The Bosch exhibit in the Netherlands is over, and now it's time for the Bosch exhibition in the Prado. This museum shows roughly the same paintings as the Noordbrabants Museum showed, but they have 2 more. Why? Because during the preparations for the Bosch-year, the Dutch investigated all of the paintings and decided that two of them were probably not painted by Bosch himself. The Spanish owners (the Prado) knidly disagreed and eventually they did not lend these two paintings to the Netherlands, but they did put them on display in their own 5th Century Exhibition.
You can try to distinguish the real from the less-real Bosch's until the 11th of September, 2016.
Mary Cassat Retrospective
American Impressionist painter Mary Cassat (1844-1926) did most of her work in Paris, but received a lot of praise in her native USA too. Although she never went to Japan, her work remains highly popular there, especially her mother and child scenes. The Yokohama Art Museum is now organizing the first large-scale retrospective of Cassat's work in 35 years. The exhibit opens on the 25th of June and will run until the 11th of September, 2016. A special website accompanies the exhibit.
The Yokohama Art Museum is opened daily except for Thursdays.
Last chance for 19th century prostitution
The Van Gogh Museum in Amsterdam is into its last 2 weeks of the exhibit Easy Virtue. In this, they show prostitution throgh the eyes of Vincent van Gogh, Edgar Degas, Henri de Toulouse-Lautrec, Pablo Picasso and many other 19th century artists. Depicting prostitution was quite popular during the second half of the 19th century, allowing artists to show modern life in large cities like Paris. Especially for this exhibition, a room in Amsterdam's Red Light District has been transformed into a small museum as well, by contemporary artist Vera Selhorst.

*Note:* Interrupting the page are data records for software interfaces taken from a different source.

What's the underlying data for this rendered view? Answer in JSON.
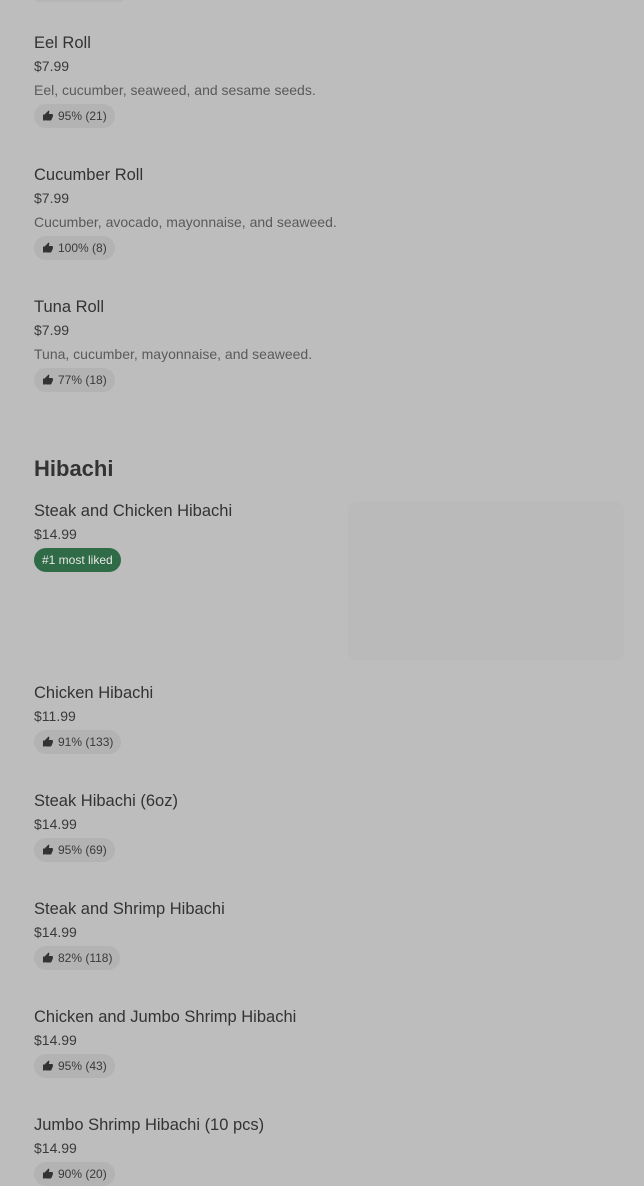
{
  "menu": {
    "items_top": [
      {
        "name": "Eel Roll",
        "price": "$7.99",
        "description": "Eel, cucumber, seaweed, and sesame seeds.",
        "rating": "95% (21)"
      },
      {
        "name": "Cucumber Roll",
        "price": "$7.99",
        "description": "Cucumber, avocado, mayonnaise, and seaweed.",
        "rating": "100% (8)"
      },
      {
        "name": "Tuna Roll",
        "price": "$7.99",
        "description": "Tuna, cucumber, mayonnaise, and seaweed.",
        "rating": "77% (18)"
      }
    ],
    "sections": [
      {
        "title": "Hibachi",
        "items": [
          {
            "name": "Steak and Chicken Hibachi",
            "price": "$14.99",
            "badge": "#1 most liked"
          },
          {
            "name": "Chicken Hibachi",
            "price": "$11.99",
            "rating": "91% (133)"
          },
          {
            "name": "Steak Hibachi (6oz)",
            "price": "$14.99",
            "rating": "95% (69)"
          },
          {
            "name": "Steak and Shrimp Hibachi",
            "price": "$14.99",
            "rating": "82% (118)"
          },
          {
            "name": "Chicken and Jumbo Shrimp Hibachi",
            "price": "$14.99",
            "rating": "95% (43)"
          },
          {
            "name": "Jumbo Shrimp Hibachi (10 pcs)",
            "price": "$14.99",
            "rating": "90% (20)"
          }
        ]
      }
    ],
    "icons": {
      "thumb": "thumbs-up-icon"
    }
  },
  "colors": {
    "background": "#bdbdbd",
    "most_liked_badge": "#2f6b46"
  }
}
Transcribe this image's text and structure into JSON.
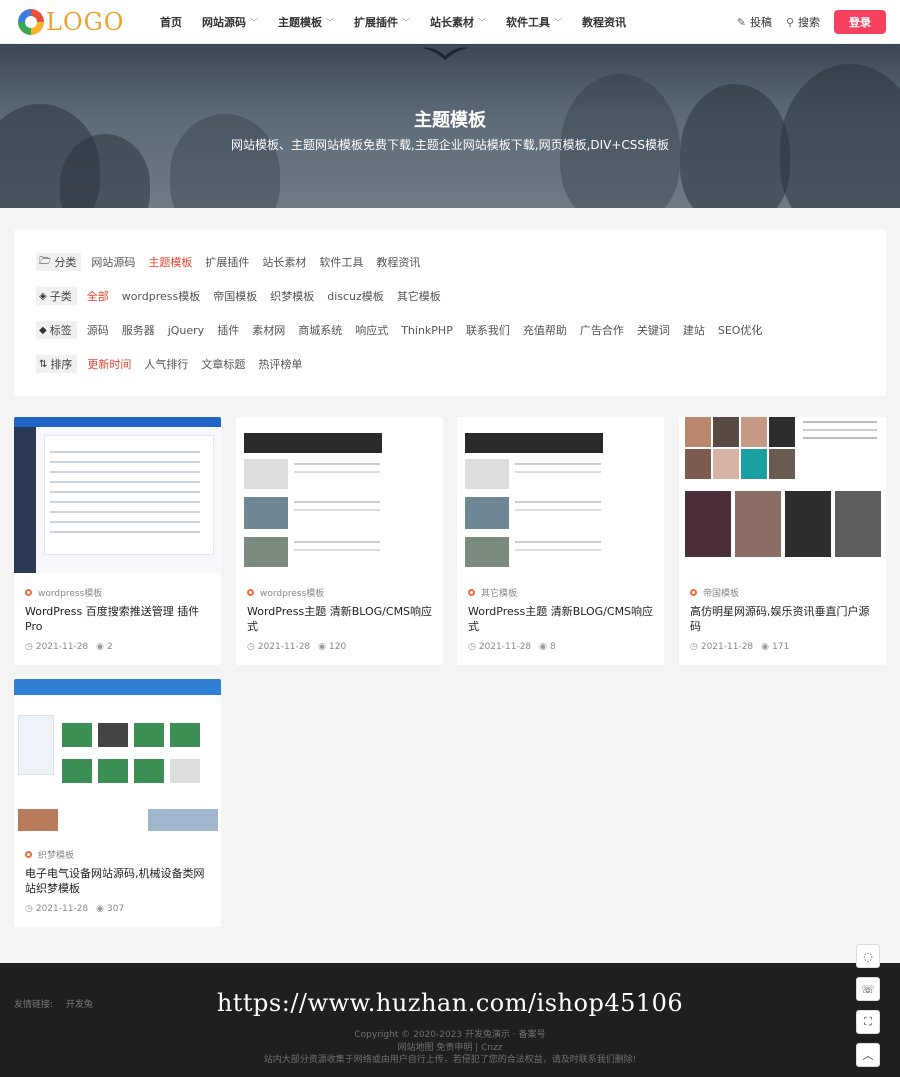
{
  "header": {
    "logo_text": "LOGO",
    "nav": [
      {
        "label": "首页",
        "dropdown": false
      },
      {
        "label": "网站源码",
        "dropdown": true
      },
      {
        "label": "主题模板",
        "dropdown": true
      },
      {
        "label": "扩展插件",
        "dropdown": true
      },
      {
        "label": "站长素材",
        "dropdown": true
      },
      {
        "label": "软件工具",
        "dropdown": true
      },
      {
        "label": "教程资讯",
        "dropdown": false
      }
    ],
    "submit_label": "投稿",
    "search_label": "搜索",
    "login_label": "登录",
    "accent_color": "#f5415f"
  },
  "banner": {
    "title": "主题模板",
    "subtitle": "网站模板、主题网站模板免费下载,主题企业网站模板下载,网页模板,DIV+CSS模板"
  },
  "filters": {
    "category": {
      "label": "分类",
      "options": [
        "网站源码",
        "主题模板",
        "扩展插件",
        "站长素材",
        "软件工具",
        "教程资讯"
      ],
      "active": 1
    },
    "subcategory": {
      "label": "子类",
      "options": [
        "全部",
        "wordpress模板",
        "帝国模板",
        "织梦模板",
        "discuz模板",
        "其它模板"
      ],
      "active": 0
    },
    "tags": {
      "label": "标签",
      "options": [
        "源码",
        "服务器",
        "jQuery",
        "插件",
        "素材网",
        "商城系统",
        "响应式",
        "ThinkPHP",
        "联系我们",
        "充值帮助",
        "广告合作",
        "关键词",
        "建站",
        "SEO优化"
      ],
      "active": -1
    },
    "sort": {
      "label": "排序",
      "options": [
        "更新时间",
        "人气排行",
        "文章标题",
        "热评榜单"
      ],
      "active": 0
    },
    "active_color": "#e5462f"
  },
  "cards": [
    {
      "category": "wordpress模板",
      "title": "WordPress 百度搜索推送管理 插件 Pro",
      "date": "2021-11-28",
      "views": "2"
    },
    {
      "category": "wordpress模板",
      "title": "WordPress主题 清新BLOG/CMS响应式",
      "date": "2021-11-28",
      "views": "120"
    },
    {
      "category": "其它模板",
      "title": "WordPress主题 清新BLOG/CMS响应式",
      "date": "2021-11-28",
      "views": "8"
    },
    {
      "category": "帝国模板",
      "title": "高仿明星网源码,娱乐资讯垂直门户源码",
      "date": "2021-11-28",
      "views": "171"
    },
    {
      "category": "织梦模板",
      "title": "电子电气设备网站源码,机械设备类网站织梦模板",
      "date": "2021-11-28",
      "views": "307"
    }
  ],
  "footer": {
    "links_label": "友情链接:",
    "links": [
      "开发兔"
    ],
    "watermark_url": "https://www.huzhan.com/ishop45106",
    "copyright": "Copyright © 2020-2023 开发兔演示 · 备案号",
    "sitemap": "网站地图 免责申明 | Cnzz",
    "notice": "站内大部分资源收集于网络或由用户自行上传，若侵犯了您的合法权益，请及时联系我们删除!"
  }
}
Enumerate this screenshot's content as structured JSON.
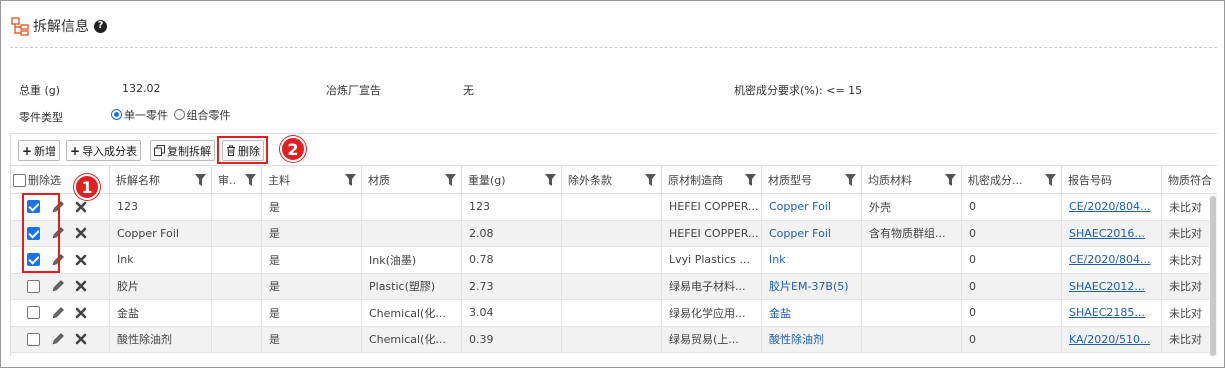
{
  "header": {
    "title": "拆解信息",
    "help_glyph": "?"
  },
  "info": {
    "total_weight_label": "总重 (g)",
    "total_weight_value": "132.02",
    "smelter_label": "冶炼厂宣告",
    "smelter_value": "无",
    "confidential_label": "机密成分要求(%):",
    "confidential_value": "<= 15",
    "part_type_label": "零件类型",
    "part_type_options": [
      "单一零件",
      "组合零件"
    ],
    "part_type_selected": "单一零件"
  },
  "toolbar": {
    "add_label": "新增",
    "import_label": "导入成分表",
    "copy_label": "复制拆解",
    "delete_label": "删除"
  },
  "annotations": [
    "1",
    "2"
  ],
  "table": {
    "columns": [
      "删除选",
      "拆解名称",
      "审..",
      "主料",
      "材质",
      "重量(g)",
      "除外条款",
      "原材制造商",
      "材质型号",
      "均质材料",
      "机密成分...",
      "报告号码",
      "物质符合"
    ],
    "rows": [
      {
        "checked": true,
        "name": "123",
        "review": "",
        "main": "是",
        "material": "",
        "weight": "123",
        "exempt": "",
        "maker": "HEFEI COPPER...",
        "model": "Copper Foil",
        "homog": "外壳",
        "conf": "0",
        "report": "CE/2020/804...",
        "comply": "未比对"
      },
      {
        "checked": true,
        "name": "Copper Foil",
        "review": "",
        "main": "是",
        "material": "",
        "weight": "2.08",
        "exempt": "",
        "maker": "HEFEI COPPER...",
        "model": "Copper Foil",
        "homog": "含有物质群组...",
        "conf": "0",
        "report": "SHAEC2016...",
        "comply": "未比对"
      },
      {
        "checked": true,
        "name": "Ink",
        "review": "",
        "main": "是",
        "material": "Ink(油墨)",
        "weight": "0.78",
        "exempt": "",
        "maker": "Lvyi Plastics ...",
        "model": "Ink",
        "homog": "",
        "conf": "0",
        "report": "CE/2020/804...",
        "comply": "未比对"
      },
      {
        "checked": false,
        "name": "胶片",
        "review": "",
        "main": "是",
        "material": "Plastic(塑膠)",
        "weight": "2.73",
        "exempt": "",
        "maker": "绿易电子材料...",
        "model": "胶片EM-37B(5)",
        "homog": "",
        "conf": "0",
        "report": "SHAEC2012...",
        "comply": "未比对"
      },
      {
        "checked": false,
        "name": "金盐",
        "review": "",
        "main": "是",
        "material": "Chemical(化...",
        "weight": "3.04",
        "exempt": "",
        "maker": "绿易化学应用...",
        "model": "金盐",
        "homog": "",
        "conf": "0",
        "report": "SHAEC2185...",
        "comply": "未比对"
      },
      {
        "checked": false,
        "name": "酸性除油剂",
        "review": "",
        "main": "是",
        "material": "Chemical(化...",
        "weight": "0.39",
        "exempt": "",
        "maker": "绿易贸易(上...",
        "model": "酸性除油剂",
        "homog": "",
        "conf": "0",
        "report": "KA/2020/510...",
        "comply": "未比对"
      }
    ]
  }
}
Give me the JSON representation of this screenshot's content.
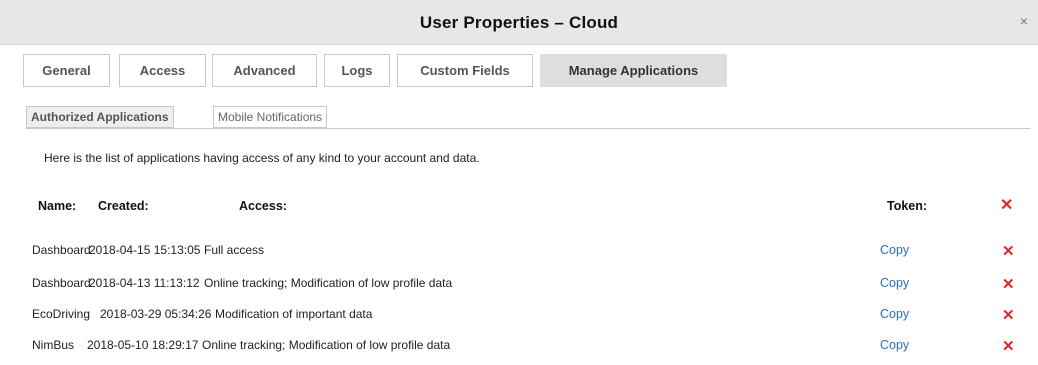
{
  "window": {
    "title": "User Properties – Cloud",
    "close_icon": "×"
  },
  "tabs": [
    {
      "label": "General",
      "active": false
    },
    {
      "label": "Access",
      "active": false
    },
    {
      "label": "Advanced",
      "active": false
    },
    {
      "label": "Logs",
      "active": false
    },
    {
      "label": "Custom Fields",
      "active": false
    },
    {
      "label": "Manage Applications",
      "active": true
    }
  ],
  "subtabs": [
    {
      "label": "Authorized Applications",
      "active": true
    },
    {
      "label": "Mobile Notifications",
      "active": false
    }
  ],
  "intro_text": "Here is the list of applications having access of any kind to your account and data.",
  "table": {
    "headers": {
      "name": "Name:",
      "created": "Created:",
      "access": "Access:",
      "token": "Token:"
    },
    "revoke_all_icon": "✕",
    "rows": [
      {
        "name": "Dashboard",
        "created": "2018-04-15 15:13:05",
        "access": "Full access",
        "copy_label": "Copy",
        "delete_icon": "✕"
      },
      {
        "name": "Dashboard",
        "created": "2018-04-13 11:13:12",
        "access": "Online tracking; Modification of low profile data",
        "copy_label": "Copy",
        "delete_icon": "✕"
      },
      {
        "name": "EcoDriving",
        "created": "2018-03-29 05:34:26",
        "access": "Modification of important data",
        "copy_label": "Copy",
        "delete_icon": "✕"
      },
      {
        "name": "NimBus",
        "created": "2018-05-10 18:29:17",
        "access": "Online tracking; Modification of low profile data",
        "copy_label": "Copy",
        "delete_icon": "✕"
      }
    ]
  },
  "colors": {
    "link": "#2a6ebb",
    "delete": "#e0262b",
    "titlebar": "#e7e7e7",
    "active_tab": "#dedede"
  }
}
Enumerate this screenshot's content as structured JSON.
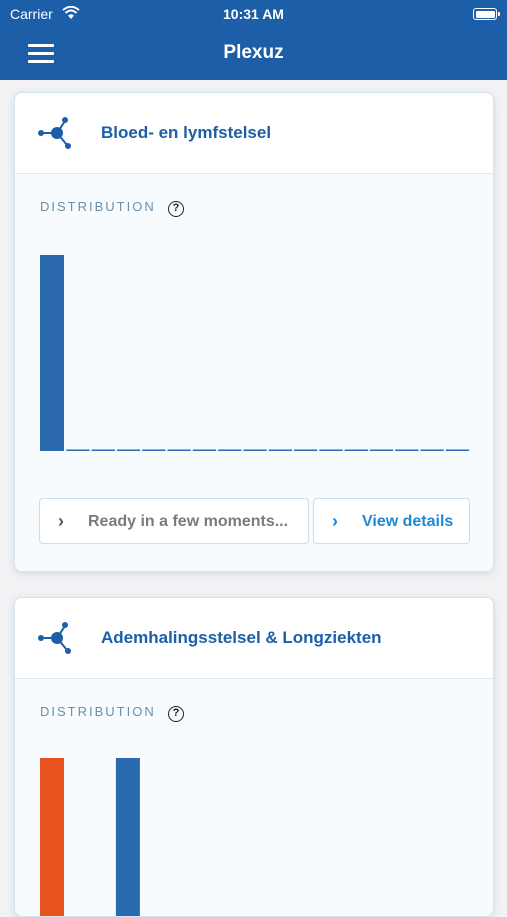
{
  "status_bar": {
    "carrier": "Carrier",
    "time": "10:31 AM"
  },
  "navbar": {
    "title": "Plexuz"
  },
  "colors": {
    "brand": "#1c5ea8",
    "bar_blue": "#2a6aad",
    "bar_orange": "#e8521f",
    "link": "#1c8ad6"
  },
  "cards": [
    {
      "title": "Bloed- en lymfstelsel",
      "distribution_label": "DISTRIBUTION",
      "buttons": {
        "ready": "Ready in a few moments...",
        "details": "View details"
      },
      "chart_data": {
        "type": "bar",
        "values": [
          1,
          0,
          0,
          0,
          0,
          0,
          0,
          0,
          0,
          0,
          0,
          0,
          0,
          0,
          0,
          0,
          0
        ],
        "colors": [
          "#2a6aad"
        ],
        "ylim": [
          0,
          1
        ]
      }
    },
    {
      "title": "Ademhalingsstelsel & Longziekten",
      "distribution_label": "DISTRIBUTION",
      "chart_data": {
        "type": "bar",
        "values": [
          1,
          0,
          0,
          1
        ],
        "colors": [
          "#e8521f",
          "#2a6aad",
          "#2a6aad",
          "#2a6aad"
        ],
        "ylim": [
          0,
          1
        ]
      }
    }
  ]
}
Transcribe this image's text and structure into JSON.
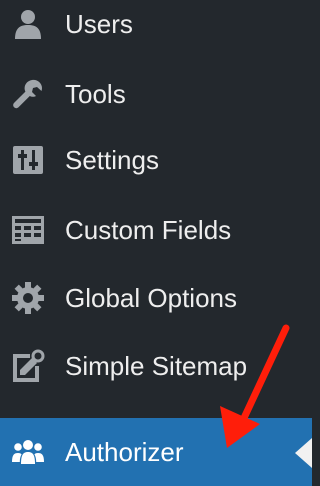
{
  "menu": {
    "items": [
      {
        "label": "Users",
        "icon": "users-icon"
      },
      {
        "label": "Tools",
        "icon": "wrench-icon"
      },
      {
        "label": "Settings",
        "icon": "sliders-icon"
      },
      {
        "label": "Custom Fields",
        "icon": "table-icon"
      },
      {
        "label": "Global Options",
        "icon": "gear-icon"
      },
      {
        "label": "Simple Sitemap",
        "icon": "sitemap-icon"
      },
      {
        "label": "Authorizer",
        "icon": "group-icon",
        "current": true
      }
    ]
  },
  "colors": {
    "sidebar_bg": "#23282d",
    "text": "#eeeeee",
    "icon": "#a0a5aa",
    "active_bg": "#2271b1",
    "annotation_arrow": "#ff1e0a"
  }
}
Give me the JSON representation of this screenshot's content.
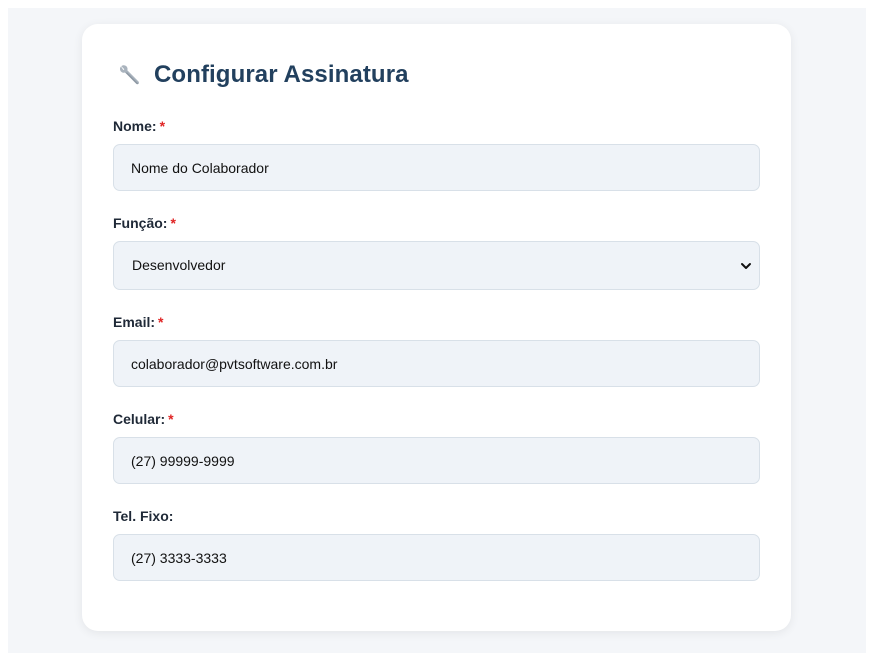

Hurry to Amsterdam for the last tickets; this exhibit runs until the 19th of June 2016.
Vik Muniz and the backside of paintings
For the first time, the Mauritshuis in The Hague (the Netherlands) organizes an exhibition of contemporary art. They do this now with sculptor Vik Muniz, who works in New York and Rio de Janeiro. Using materials like sugar, thread, diamonds, chocolate syrup and garbage, Muniz creates bold, deceiving artworks. The inspiration for the exhibition at the Mauritshuis are the back sides of the seventeenth-century paintings in the museum's collection. This creates a connection between the modern art of Muniz and the world-famous paintings of the Mauritshuis.
Vik Muniz: Verso is on at the Mauritshuis from thw 9th of June until the 4th of September, 2016
The Toledo Museum of Modern Artexhibitsseven large outdoor sculptures by Jaume Plensa, including some shown for the first time in the United States, plus indoor installations that include a stainless steel curtain through which visitors can walk. Born in Barcelona, Spain in 1955, Plensa is known for his large figurative sculptures and installations that produce enchanting and mystifying visions of the human form as landscape. This specific exhibit was already shown at the Cheekwood Botanical Garden & Museum of Art in Nashville, Tennessee, and the Tampa Museum of Art in Florida, before traveling to Toledo for the end of its run.
Human Landscape is free to visit from June 17th until November 6th 2016.